However, during my time trialling the e-bike I found it to be pretty frugal on the power usage front, especially considering I did most of my riding with the bike set on Normal. This is a perfectly serviceable, middle-ground setting and, thanks to the clever gearing, got me to my various destinations without breaking into a sweat.
If you’re really trying to eke out the most from the battery then Eco is the setting to aim for, though conversely the high setting is brilliant for testing inclines if you’re laden down with shopping.
Overall, the battery life seems impressive even if you’re using it a lot and taking into account the weight of the bike with a rider on it. The only downside is the way the battery is mounted into the frame, which can make getting to it a pain. Luckily, I have a plug socket close to where the bike was being stored so this didn’t turn out to be an issue, though it might be for anyone who doesn’t.
Buy it if…
Don’t buy it if…
|Component||Volt Infinity||Specialized Turbo Vado 4.0|
|Size range:||S, M, L (5’ 7” and upwards)||S-XL (5’1″-6’4″)|
|Motor:||Shimano 250W||Specialized 2.0, 70Nm torque, custom tuned motor, 250W nominal|
|Top speed||15.5 mph||15.5|
|Power:||36V, lithium battery||Specialized U2-710, alloy casing, state of charge display, 710Wh|
|Control:||Shimano Steps LCD Display||MIK HD inteface|
|E-bike classification:||EAPC / Class 1||Class 1|
|Speeds:||Shimano 8-speed Alfine D12||SRAM PG-1130, 11-speed, 11-42t|
|Brakes:||Shimano S700 Alfine hydraulic discs||SRAM Level, 2-piston caliper, hydraulic disc, 180/180|
|Frame material:||Reinforced aluminium||E5 aluminium|
|Weight:||23.6 kg / 52 pounds (measured)||24 kgs / 52.91 lbs|
|Weight capacity:||120kg / 264.5 pounds||Varies|
|Range:||90 miles (rated, Class 1 mode)||89 miles / 144 km|
How I tested the Volt Infinity review electric bike
The week I got loaned the Volt Infinity to review coincided with a period of very unsettled weather.
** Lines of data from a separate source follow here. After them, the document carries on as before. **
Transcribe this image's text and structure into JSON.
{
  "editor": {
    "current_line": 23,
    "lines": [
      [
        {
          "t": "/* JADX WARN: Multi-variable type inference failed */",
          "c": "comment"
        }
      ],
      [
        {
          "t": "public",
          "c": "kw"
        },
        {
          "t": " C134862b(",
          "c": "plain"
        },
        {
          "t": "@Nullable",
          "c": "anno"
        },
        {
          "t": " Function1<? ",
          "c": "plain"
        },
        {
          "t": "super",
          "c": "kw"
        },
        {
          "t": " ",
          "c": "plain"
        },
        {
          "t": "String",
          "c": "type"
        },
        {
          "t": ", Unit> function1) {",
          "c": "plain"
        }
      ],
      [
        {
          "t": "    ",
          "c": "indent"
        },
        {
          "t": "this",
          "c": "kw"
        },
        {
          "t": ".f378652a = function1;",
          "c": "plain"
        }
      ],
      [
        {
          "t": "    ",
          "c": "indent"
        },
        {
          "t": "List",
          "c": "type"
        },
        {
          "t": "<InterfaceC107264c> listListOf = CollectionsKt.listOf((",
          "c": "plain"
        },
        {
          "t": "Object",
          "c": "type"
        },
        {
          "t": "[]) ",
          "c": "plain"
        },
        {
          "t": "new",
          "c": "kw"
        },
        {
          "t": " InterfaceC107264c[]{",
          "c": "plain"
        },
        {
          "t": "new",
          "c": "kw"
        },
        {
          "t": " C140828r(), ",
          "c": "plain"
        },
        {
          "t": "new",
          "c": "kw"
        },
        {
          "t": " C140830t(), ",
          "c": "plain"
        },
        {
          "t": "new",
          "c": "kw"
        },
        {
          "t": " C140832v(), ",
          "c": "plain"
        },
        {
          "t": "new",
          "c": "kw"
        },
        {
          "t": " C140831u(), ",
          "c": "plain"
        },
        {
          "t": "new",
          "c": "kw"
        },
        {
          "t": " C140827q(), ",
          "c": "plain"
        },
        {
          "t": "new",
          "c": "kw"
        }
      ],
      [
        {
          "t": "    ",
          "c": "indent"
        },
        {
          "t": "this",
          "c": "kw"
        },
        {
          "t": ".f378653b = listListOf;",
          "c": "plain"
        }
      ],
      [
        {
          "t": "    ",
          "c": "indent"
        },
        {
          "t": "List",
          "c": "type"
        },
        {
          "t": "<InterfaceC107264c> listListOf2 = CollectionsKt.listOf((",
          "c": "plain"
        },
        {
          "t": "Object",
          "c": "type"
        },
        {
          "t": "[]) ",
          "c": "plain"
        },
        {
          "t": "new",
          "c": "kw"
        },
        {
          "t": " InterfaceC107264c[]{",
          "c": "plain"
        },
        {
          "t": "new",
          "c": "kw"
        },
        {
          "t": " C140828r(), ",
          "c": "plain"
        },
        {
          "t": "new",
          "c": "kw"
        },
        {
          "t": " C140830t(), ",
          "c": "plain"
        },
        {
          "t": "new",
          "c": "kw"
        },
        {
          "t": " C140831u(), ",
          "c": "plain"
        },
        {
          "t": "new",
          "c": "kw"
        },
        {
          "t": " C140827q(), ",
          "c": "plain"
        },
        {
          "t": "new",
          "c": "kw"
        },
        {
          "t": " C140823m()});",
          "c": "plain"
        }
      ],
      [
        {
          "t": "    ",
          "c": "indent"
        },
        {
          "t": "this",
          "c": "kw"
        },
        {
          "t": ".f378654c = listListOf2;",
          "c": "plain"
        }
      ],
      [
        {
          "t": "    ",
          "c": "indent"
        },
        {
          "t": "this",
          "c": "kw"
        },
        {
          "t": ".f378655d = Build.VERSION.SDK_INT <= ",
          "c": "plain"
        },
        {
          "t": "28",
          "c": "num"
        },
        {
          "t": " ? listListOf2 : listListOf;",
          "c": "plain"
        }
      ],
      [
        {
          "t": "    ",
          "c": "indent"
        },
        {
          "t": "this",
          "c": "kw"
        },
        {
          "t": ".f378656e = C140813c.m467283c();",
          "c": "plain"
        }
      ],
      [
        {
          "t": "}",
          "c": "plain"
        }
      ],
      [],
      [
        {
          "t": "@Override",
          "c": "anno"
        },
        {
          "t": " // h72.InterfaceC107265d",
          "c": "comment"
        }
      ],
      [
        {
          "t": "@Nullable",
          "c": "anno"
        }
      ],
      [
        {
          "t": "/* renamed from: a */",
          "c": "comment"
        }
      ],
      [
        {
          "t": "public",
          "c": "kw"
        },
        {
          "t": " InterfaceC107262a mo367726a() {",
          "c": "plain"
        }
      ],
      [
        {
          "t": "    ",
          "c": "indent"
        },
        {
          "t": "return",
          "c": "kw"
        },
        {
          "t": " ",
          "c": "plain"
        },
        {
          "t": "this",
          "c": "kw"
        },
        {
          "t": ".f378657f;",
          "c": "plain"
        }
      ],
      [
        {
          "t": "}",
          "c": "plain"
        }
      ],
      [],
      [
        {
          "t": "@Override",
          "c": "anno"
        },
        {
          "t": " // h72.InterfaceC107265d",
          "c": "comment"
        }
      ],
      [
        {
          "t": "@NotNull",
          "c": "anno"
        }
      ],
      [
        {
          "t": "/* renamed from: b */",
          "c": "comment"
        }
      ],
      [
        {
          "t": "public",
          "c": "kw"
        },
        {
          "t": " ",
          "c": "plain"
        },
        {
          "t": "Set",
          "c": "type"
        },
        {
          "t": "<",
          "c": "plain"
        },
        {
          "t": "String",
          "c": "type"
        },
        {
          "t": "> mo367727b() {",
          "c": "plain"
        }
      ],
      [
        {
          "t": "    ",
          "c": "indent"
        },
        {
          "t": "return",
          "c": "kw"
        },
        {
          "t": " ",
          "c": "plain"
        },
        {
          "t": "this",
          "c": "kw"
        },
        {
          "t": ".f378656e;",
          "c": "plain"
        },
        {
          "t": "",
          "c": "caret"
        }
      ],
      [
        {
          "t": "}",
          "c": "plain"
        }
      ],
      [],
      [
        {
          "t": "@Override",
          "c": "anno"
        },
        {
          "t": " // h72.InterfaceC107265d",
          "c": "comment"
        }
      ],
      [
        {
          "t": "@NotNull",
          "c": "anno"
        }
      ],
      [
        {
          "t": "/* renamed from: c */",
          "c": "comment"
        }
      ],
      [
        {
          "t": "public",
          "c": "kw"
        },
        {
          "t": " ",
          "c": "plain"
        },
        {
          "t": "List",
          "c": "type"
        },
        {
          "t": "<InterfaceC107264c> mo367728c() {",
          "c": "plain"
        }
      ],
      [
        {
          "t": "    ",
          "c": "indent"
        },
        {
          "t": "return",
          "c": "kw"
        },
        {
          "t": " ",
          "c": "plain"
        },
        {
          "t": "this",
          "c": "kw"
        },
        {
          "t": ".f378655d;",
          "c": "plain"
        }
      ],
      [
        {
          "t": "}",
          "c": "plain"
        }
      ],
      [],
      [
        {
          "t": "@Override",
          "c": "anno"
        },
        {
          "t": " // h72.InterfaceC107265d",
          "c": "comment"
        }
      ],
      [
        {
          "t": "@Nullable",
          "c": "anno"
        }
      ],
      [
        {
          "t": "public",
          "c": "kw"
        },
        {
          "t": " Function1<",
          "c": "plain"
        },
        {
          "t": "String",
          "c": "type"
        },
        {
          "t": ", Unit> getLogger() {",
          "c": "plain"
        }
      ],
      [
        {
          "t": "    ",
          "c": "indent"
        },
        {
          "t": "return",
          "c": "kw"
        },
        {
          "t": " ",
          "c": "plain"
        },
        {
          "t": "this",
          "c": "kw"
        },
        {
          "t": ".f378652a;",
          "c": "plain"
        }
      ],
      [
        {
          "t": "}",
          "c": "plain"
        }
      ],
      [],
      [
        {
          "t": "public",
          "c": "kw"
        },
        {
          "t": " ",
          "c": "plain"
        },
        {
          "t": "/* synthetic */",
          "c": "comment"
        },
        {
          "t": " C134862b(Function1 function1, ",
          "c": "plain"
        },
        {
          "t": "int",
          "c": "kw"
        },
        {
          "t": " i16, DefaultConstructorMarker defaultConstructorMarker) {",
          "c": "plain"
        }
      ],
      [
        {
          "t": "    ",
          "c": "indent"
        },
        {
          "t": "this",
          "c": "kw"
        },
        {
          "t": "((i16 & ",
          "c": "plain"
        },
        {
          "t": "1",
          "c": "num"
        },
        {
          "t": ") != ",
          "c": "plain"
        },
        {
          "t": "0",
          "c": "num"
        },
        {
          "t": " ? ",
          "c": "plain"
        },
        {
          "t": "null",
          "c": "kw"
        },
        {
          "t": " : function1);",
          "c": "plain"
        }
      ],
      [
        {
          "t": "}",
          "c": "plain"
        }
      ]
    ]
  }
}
This mean that I got to use it in both wet and windy weather, where the power delivery was well and truly tested to the max, especially while cycling into strong headwinds.
I also got the benefit of the Volt Infinity’s full mudguards, which provide perfect protection for your legs as you cycle through puddles and over long stretches of saturated roads. The setup of the bike is also well suited to our pot-hole strewn surfaces too, thanks to decent Schwalbe tyres and the spongy front forks.
Considering the fact that the Volt Infinity isn’t exactly lightweight, I was impressed with its agility, although anyone who needs to get the bike inside, or, say, up a flight of stairs may find it unwieldy. I think this is a bike that’s best suited to ground-floor storage, with ideally a power point close by for easier battery charging.
First reviewed: April 2023